- I don't need to worry about lack of space! I did genuinely have an issue with that on my bed, the cold metal frame was very unforgiving on my feet or head if I wasn't curled up

Well that's about it! Give it a go and see what it's like for yourself! So far for me, no regrets! But there's not really much turning back now I've got rid of my bed, classic planning ahead.

A philosophical question

If you had the choice to be reincarnated as a tree with concious thought and all your current memories would you do it?

Friday, 4 March 2011

Blood donation

I started donating blood about 2 years ago when I turned 17 (minimum age) because my mum told me to, now I continue to do so because I feel the amount of effort it takes me to sit in a room for an hour once every 4 months is pretty much worth it to potentially save a life. Plus you get free snacks after your donation.

Another thing that excited me with blood donation is that after certain amounts of donation your donor level goes up and you get different benefits, by benefits obviously I mean your blood doning card changes colour.

From two days ago I'm on:

Which means I've donated 5 times, massive level up from the amateur, aesthetically unpleasing, 0-5 donation red card:


Obviously I have a long way to go, well 29 years and 3 months to be exact before I reach...


I know what you're thinking, it's purple. Still worth it. In about 30 years and 83 pints of blood's time I will have finally achieved winning status and will be able to rest happily knowing I have leveled up to the max.

For all the in between cards and "rewards" see:

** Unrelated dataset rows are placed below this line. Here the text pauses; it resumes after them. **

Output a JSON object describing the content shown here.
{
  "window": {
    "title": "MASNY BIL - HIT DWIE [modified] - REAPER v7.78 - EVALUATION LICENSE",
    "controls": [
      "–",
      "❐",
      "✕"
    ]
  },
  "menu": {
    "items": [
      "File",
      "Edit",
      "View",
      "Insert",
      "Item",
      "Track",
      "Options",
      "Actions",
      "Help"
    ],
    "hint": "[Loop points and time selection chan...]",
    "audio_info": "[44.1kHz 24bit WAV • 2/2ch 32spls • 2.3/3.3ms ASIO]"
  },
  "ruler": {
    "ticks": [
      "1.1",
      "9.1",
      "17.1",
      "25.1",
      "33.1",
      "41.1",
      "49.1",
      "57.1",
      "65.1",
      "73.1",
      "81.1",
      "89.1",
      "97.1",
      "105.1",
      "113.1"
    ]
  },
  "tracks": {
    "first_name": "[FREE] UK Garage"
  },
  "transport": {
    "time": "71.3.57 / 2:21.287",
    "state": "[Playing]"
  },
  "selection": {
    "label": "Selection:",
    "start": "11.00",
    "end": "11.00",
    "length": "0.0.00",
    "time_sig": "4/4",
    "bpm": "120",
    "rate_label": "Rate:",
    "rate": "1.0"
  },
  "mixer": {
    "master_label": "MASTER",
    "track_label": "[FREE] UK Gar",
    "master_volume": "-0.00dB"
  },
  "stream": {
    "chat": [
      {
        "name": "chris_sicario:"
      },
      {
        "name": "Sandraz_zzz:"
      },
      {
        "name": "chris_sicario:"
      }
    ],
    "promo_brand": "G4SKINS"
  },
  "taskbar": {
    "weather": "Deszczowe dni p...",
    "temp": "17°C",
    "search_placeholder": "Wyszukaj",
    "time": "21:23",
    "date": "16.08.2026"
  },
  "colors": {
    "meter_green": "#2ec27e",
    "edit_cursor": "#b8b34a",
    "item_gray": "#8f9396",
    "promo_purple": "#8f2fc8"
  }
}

Recently in my bland and uninteresting life I've befriended some vegans, after questioning them about it and hearing their fully unbiased accounts of how amazing veganism is I decided to give it a go, nothing to lose and potentially lots to gain!

If you didn't already know, veganism is the practice of rejecting the use of any animal related product from their lifestyle, dietary veganism which I am referring to in this post is removing any animal related product from my diet. e.g. no meat, no eggs, NO HONEY, etc.

As a 6'2, 14 stone athletic man I eat a fair amount, I pillage the kitchen throughout the day until supplies are low then I hunt the local domestic animals until my hunger is satisfied. Well... slight exaggeration but I do eat a lot.
The main problems I saw with turning vegan was that:
a) I could hardly eat anything,
b) there would be no variety in what I ate!

What I quite quickly found was if you look hard enough you can replace a lot of the things you eat on a normal diet with 'vegan friendly' foods, there's Tofu and Quorn that replace meat which is basically all you need to put with your vegetables and rice (whatever) for a balanced diet.
Although I used to hate dark chocolate because I was used to the sweeter confectionery choices such as Mars bars, Milky way bars etc now dark chocolate has become a luxury!
Fruit and vegetables are still obviously allowed, most of my meals consist of couscous (I'd recommend Quinoa over couscous as it has basically more protein), hummus and various vegetables/spices. Pitta bread is pretty good for lunches but there are far better meals you can cook if you have the time, for example I had spaghetti bolognese (soya beans that taste like yet, are not mince) for dinner tonight and yesterday I had a roast with quorn sausages.

The pros I've found so far even though I've only been vegan for a short time are noticeable fat loss - people were saying my cheekbones were more defined after just a week and I have lost a significant amount of body fat and become more 'toned'.

The cons thus far are just really I miss fried chicken and bingeing on random foods, not enough to give up completely but just enough to shed a tear every time I walk past KFC.

To make it clear, I have no ethical issues with slaughtering animals for consumption, obviously I am pro organic livestock farming etc but don't feel strongly either way, I'd be more interested to find out if animals actually have a concious thought as we do or not before I make a judgement on whether or not we should be cooking 'em.